have significant expertise and experience in mediating between technology providers and
educational users. ATiT has several specific areas of expertise including audio visual and
multimedia production, the set-up and management of cross-border trials and projects, the
implementation of ICT-based systems for educational networks, assessment as well as
evaluation and review of technology-enhanced learning systems. Furthermore, ATiT provides
services in the area of training and staff development and support to ICT, supported learning
initiatives in the development context, including consultancy to agencies like the World Bank,

Matic Media ltd is an e-learning consultancy firm operating from Sheffield, England, but with an
international reach and perspective. First set up by Paul Bacsich in 1996, it now has a wide
range of clients from the education, government and corporate sectors, in the UK and abroad, as
well as intergovernmental agencies including EU and UNESCO.

Teknillinen korkeakoulu (TKK , Helsinki University of Technology) is the oldest and largest
university of technology in Finland. TKK has four faculties with 19 degree programmes and
three separate units one of them being Koulutuskeskus Dipoli (TKK Dipoli , Lifelong Learning
Institute Dipoli). It was awarded by the Finnish Ministry of Education the status of University of
Excellence in Adult Education for 2007 through 2009. TKK Dipoli is one of the largest continuing
education providers among universities in its field in Europe. Global networking is an essential
part of the activities of the Lifelong Learning Institute Dipoli. TKK Dipoli has been coordinator or
partner in a great number of national, European and worldwide R&D and training projects and

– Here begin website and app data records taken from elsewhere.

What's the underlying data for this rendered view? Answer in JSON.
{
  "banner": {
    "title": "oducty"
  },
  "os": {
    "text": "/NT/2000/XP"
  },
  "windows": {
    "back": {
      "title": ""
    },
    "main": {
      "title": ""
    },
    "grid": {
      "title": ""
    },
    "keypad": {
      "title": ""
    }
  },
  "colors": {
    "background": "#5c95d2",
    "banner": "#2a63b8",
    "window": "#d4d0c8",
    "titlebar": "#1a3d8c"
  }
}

Nyugat-magyarországi Egyetem (University of West Hungary) is the leading institution in
Hungary in continuing professional education on Land Surveying, Geoinformatics and Land
Management. The college is involved in various flexible education programmes for land
management giving professional development services to engineers, technicians, and executives.
International cooperation of College of Geoinformatics is oriented at the development of
education. Several projects where College has participated aimed at the issues of interactive use
of GIS, development of distance learning courses, education for continuing professional
development, development of knowledge in land administration matters, and development of
networking between universities.

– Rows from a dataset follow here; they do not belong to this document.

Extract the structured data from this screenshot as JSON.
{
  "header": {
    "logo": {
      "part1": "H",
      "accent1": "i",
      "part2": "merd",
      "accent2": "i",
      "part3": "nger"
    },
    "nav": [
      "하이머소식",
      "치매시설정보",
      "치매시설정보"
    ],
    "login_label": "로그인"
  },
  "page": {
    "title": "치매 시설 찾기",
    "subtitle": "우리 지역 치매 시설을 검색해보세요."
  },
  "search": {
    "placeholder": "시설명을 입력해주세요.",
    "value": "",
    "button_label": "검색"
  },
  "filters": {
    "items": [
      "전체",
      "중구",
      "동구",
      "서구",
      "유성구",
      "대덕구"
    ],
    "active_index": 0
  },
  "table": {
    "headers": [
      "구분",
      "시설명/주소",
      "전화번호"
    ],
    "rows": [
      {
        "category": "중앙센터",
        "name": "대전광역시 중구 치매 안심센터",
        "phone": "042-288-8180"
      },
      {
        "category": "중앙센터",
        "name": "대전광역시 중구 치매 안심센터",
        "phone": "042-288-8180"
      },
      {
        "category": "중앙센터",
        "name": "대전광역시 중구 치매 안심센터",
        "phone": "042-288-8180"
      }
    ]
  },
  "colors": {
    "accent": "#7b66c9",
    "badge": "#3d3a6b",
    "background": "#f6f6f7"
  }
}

With its tradition of supported distance learning, the FernUniversität has been offering an
alternative to on-campus studies within the German university landscape for 30 years and is
currently serving around 45.000 students. Supported distance learning with a maximum
independence and flexibility, making it particularly suitable for would-be students whose
personal circumstances prevent them from studying at conventional universities.

Strasbourg University gathers about 42,000 students, 5,200 engineers, technicians, workers and
administrative staff. The University is inter-disciplinary and covers virtually the whole spectrum
of knowledge. It is a member of the League of European Research Universities (LERU) and its
top-level research places it among the foremost French and European universities. The very best
practices stemming from research are transmitted throughout the learning process, thereby
providing all students with the critical analysis, intellectual openness and competence required
for a smooth integration into a constantly changing professional world.

The International Telematic University UNINETTUNO, established by Ministry Decree (April
2005) has been realised to valorise and enlarge the telematic didactic system settled by
Consorzio NETTUNO (founded in 1992), enlarged at Euro-Mediterranean level thanks to the
Med Net’U Project (Mediterranean Network of Universities-Eumedis Programme)in which a
network was established among 31 partners of 11 countries of the Euro-Mediterranean area,
aimed at designing and realising university courses at a distance in a multilingual format. With
UNINETTUNO, the universities of the different countries are actually creating shared knowledge
networks together and cooperate to deliver multilingual international university degrees at a